▶ **WHAT YOU SHOULD DO**
A complete copy of the entries, exactly as written, is the expected result.

::: MATERIAL SUPPLIED

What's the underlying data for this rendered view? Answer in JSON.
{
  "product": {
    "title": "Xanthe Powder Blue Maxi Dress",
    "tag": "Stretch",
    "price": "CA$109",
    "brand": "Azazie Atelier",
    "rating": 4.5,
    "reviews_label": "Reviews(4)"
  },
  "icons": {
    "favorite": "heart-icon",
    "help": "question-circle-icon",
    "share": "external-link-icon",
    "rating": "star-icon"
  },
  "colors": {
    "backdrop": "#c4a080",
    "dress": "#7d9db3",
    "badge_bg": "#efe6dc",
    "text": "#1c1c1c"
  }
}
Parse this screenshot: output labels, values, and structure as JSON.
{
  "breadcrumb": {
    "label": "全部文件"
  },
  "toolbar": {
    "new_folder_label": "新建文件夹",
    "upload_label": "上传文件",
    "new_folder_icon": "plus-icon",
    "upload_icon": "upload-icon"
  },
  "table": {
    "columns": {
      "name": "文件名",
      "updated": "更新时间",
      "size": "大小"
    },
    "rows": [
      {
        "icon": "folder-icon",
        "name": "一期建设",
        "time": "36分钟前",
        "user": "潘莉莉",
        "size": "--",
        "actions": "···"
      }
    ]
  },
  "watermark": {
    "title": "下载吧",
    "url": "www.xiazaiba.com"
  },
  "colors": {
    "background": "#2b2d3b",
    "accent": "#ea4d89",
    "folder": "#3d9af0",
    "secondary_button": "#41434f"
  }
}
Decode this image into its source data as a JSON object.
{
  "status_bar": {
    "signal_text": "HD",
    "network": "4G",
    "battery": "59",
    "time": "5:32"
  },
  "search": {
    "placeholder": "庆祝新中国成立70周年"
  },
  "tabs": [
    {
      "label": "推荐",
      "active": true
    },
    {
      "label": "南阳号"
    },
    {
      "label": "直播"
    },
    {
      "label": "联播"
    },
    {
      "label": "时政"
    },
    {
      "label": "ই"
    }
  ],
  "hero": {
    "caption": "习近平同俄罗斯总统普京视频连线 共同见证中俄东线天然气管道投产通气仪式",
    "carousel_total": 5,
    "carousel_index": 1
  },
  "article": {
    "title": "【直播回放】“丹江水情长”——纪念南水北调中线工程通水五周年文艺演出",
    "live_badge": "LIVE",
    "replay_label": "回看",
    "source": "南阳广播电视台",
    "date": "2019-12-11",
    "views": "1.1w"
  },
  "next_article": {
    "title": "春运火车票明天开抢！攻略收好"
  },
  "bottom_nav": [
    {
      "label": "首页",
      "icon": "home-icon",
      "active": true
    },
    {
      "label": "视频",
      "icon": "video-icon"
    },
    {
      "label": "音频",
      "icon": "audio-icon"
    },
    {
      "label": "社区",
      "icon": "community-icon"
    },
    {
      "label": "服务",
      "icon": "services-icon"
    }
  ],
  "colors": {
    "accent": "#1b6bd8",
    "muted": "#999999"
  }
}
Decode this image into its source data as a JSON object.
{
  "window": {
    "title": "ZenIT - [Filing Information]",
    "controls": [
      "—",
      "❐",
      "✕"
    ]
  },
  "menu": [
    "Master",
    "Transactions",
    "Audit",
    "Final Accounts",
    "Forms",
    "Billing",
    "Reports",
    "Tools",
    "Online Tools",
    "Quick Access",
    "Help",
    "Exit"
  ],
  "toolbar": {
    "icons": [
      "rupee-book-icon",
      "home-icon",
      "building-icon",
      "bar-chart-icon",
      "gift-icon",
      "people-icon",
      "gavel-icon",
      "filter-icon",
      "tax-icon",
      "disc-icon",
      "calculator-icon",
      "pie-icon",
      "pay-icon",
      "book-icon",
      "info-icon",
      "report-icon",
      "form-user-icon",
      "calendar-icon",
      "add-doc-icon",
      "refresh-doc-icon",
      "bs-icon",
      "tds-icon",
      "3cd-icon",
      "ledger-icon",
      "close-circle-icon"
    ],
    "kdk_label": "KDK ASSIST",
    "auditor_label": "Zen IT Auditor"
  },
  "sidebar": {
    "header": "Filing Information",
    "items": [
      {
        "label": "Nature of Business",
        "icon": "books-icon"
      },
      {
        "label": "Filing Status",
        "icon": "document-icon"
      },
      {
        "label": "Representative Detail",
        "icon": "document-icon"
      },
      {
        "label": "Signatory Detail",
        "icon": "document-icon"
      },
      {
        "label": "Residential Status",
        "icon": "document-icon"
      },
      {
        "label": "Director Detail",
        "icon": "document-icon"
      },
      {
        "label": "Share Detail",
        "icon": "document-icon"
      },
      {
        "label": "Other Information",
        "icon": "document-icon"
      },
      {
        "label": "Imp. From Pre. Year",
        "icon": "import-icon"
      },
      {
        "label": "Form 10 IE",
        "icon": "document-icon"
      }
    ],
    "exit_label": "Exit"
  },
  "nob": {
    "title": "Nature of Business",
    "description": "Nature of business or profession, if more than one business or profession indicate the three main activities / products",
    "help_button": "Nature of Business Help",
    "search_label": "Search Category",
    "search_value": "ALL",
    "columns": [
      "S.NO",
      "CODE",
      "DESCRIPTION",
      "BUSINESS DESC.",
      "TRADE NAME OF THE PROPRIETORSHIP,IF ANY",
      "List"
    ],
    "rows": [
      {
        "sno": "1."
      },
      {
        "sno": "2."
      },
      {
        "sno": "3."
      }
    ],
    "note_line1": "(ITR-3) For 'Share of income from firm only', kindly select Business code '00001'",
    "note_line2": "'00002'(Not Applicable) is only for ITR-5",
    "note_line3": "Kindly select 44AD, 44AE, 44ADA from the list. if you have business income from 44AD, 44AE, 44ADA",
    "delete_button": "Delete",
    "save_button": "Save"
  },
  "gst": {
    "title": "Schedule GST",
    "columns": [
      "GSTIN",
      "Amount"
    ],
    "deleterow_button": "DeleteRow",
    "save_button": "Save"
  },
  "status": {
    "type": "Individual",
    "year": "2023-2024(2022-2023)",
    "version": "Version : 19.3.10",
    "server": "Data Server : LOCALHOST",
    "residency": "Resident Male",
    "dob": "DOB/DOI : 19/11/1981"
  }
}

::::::

▶ **OUTPUT FOR THIS EXERCISE**
What's the underlying data for this rendered view? Answer in JSON.
{
  "product": {
    "title": "Xanthe Powder Blue Maxi Dress",
    "tag": "Stretch",
    "price": "CA$109",
    "brand": "Azazie Atelier",
    "rating": 4.5,
    "reviews_label": "Reviews(4)"
  },
  "icons": {
    "favorite": "heart-icon",
    "help": "question-circle-icon",
    "share": "external-link-icon",
    "rating": "star-icon"
  },
  "colors": {
    "backdrop": "#c4a080",
    "dress": "#7d9db3",
    "badge_bg": "#efe6dc",
    "text": "#1c1c1c"
  }
}
Parse this screenshot: output labels, values, and structure as JSON.
{
  "breadcrumb": {
    "label": "全部文件"
  },
  "toolbar": {
    "new_folder_label": "新建文件夹",
    "upload_label": "上传文件",
    "new_folder_icon": "plus-icon",
    "upload_icon": "upload-icon"
  },
  "table": {
    "columns": {
      "name": "文件名",
      "updated": "更新时间",
      "size": "大小"
    },
    "rows": [
      {
        "icon": "folder-icon",
        "name": "一期建设",
        "time": "36分钟前",
        "user": "潘莉莉",
        "size": "--",
        "actions": "···"
      }
    ]
  },
  "watermark": {
    "title": "下载吧",
    "url": "www.xiazaiba.com"
  },
  "colors": {
    "background": "#2b2d3b",
    "accent": "#ea4d89",
    "folder": "#3d9af0",
    "secondary_button": "#41434f"
  }
}
Decode this image into its source data as a JSON object.
{
  "status_bar": {
    "signal_text": "HD",
    "network": "4G",
    "battery": "59",
    "time": "5:32"
  },
  "search": {
    "placeholder": "庆祝新中国成立70周年"
  },
  "tabs": [
    {
      "label": "推荐",
      "active": true
    },
    {
      "label": "南阳号"
    },
    {
      "label": "直播"
    },
    {
      "label": "联播"
    },
    {
      "label": "时政"
    },
    {
      "label": "ই"
    }
  ],
  "hero": {
    "caption": "习近平同俄罗斯总统普京视频连线 共同见证中俄东线天然气管道投产通气仪式",
    "carousel_total": 5,
    "carousel_index": 1
  },
  "article": {
    "title": "【直播回放】“丹江水情长”——纪念南水北调中线工程通水五周年文艺演出",
    "live_badge": "LIVE",
    "replay_label": "回看",
    "source": "南阳广播电视台",
    "date": "2019-12-11",
    "views": "1.1w"
  },
  "next_article": {
    "title": "春运火车票明天开抢！攻略收好"
  },
  "bottom_nav": [
    {
      "label": "首页",
      "icon": "home-icon",
      "active": true
    },
    {
      "label": "视频",
      "icon": "video-icon"
    },
    {
      "label": "音频",
      "icon": "audio-icon"
    },
    {
      "label": "社区",
      "icon": "community-icon"
    },
    {
      "label": "服务",
      "icon": "services-icon"
    }
  ],
  "colors": {
    "accent": "#1b6bd8",
    "muted": "#999999"
  }
}
Decode this image into its source data as a JSON object.
{
  "window": {
    "title": "ZenIT - [Filing Information]",
    "controls": [
      "—",
      "❐",
      "✕"
    ]
  },
  "menu": [
    "Master",
    "Transactions",
    "Audit",
    "Final Accounts",
    "Forms",
    "Billing",
    "Reports",
    "Tools",
    "Online Tools",
    "Quick Access",
    "Help",
    "Exit"
  ],
  "toolbar": {
    "icons": [
      "rupee-book-icon",
      "home-icon",
      "building-icon",
      "bar-chart-icon",
      "gift-icon",
      "people-icon",
      "gavel-icon",
      "filter-icon",
      "tax-icon",
      "disc-icon",
      "calculator-icon",
      "pie-icon",
      "pay-icon",
      "book-icon",
      "info-icon",
      "report-icon",
      "form-user-icon",
      "calendar-icon",
      "add-doc-icon",
      "refresh-doc-icon",
      "bs-icon",
      "tds-icon",
      "3cd-icon",
      "ledger-icon",
      "close-circle-icon"
    ],
    "kdk_label": "KDK ASSIST",
    "auditor_label": "Zen IT Auditor"
  },
  "sidebar": {
    "header": "Filing Information",
    "items": [
      {
        "label": "Nature of Business",
        "icon": "books-icon"
      },
      {
        "label": "Filing Status",
        "icon": "document-icon"
      },
      {
        "label": "Representative Detail",
        "icon": "document-icon"
      },
      {
        "label": "Signatory Detail",
        "icon": "document-icon"
      },
      {
        "label": "Residential Status",
        "icon": "document-icon"
      },
      {
        "label": "Director Detail",
        "icon": "document-icon"
      },
      {
        "label": "Share Detail",
        "icon": "document-icon"
      },
      {
        "label": "Other Information",
        "icon": "document-icon"
      },
      {
        "label": "Imp. From Pre. Year",
        "icon": "import-icon"
      },
      {
        "label": "Form 10 IE",
        "icon": "document-icon"
      }
    ],
    "exit_label": "Exit"
  },
  "nob": {
    "title": "Nature of Business",
    "description": "Nature of business or profession, if more than one business or profession indicate the three main activities / products",
    "help_button": "Nature of Business Help",
    "search_label": "Search Category",
    "search_value": "ALL",
    "columns": [
      "S.NO",
      "CODE",
      "DESCRIPTION",
      "BUSINESS DESC.",
      "TRADE NAME OF THE PROPRIETORSHIP,IF ANY",
      "List"
    ],
    "rows": [
      {
        "sno": "1."
      },
      {
        "sno": "2."
      },
      {
        "sno": "3."
      }
    ],
    "note_line1": "(ITR-3) For 'Share of income from firm only', kindly select Business code '00001'",
    "note_line2": "'00002'(Not Applicable) is only for ITR-5",
    "note_line3": "Kindly select 44AD, 44AE, 44ADA from the list. if you have business income from 44AD, 44AE, 44ADA",
    "delete_button": "Delete",
    "save_button": "Save"
  },
  "gst": {
    "title": "Schedule GST",
    "columns": [
      "GSTIN",
      "Amount"
    ],
    "deleterow_button": "DeleteRow",
    "save_button": "Save"
  },
  "status": {
    "type": "Individual",
    "year": "2023-2024(2022-2023)",
    "version": "Version : 19.3.10",
    "server": "Data Server : LOCALHOST",
    "residency": "Resident Male",
    "dob": "DOB/DOI : 19/11/1981"
  }
}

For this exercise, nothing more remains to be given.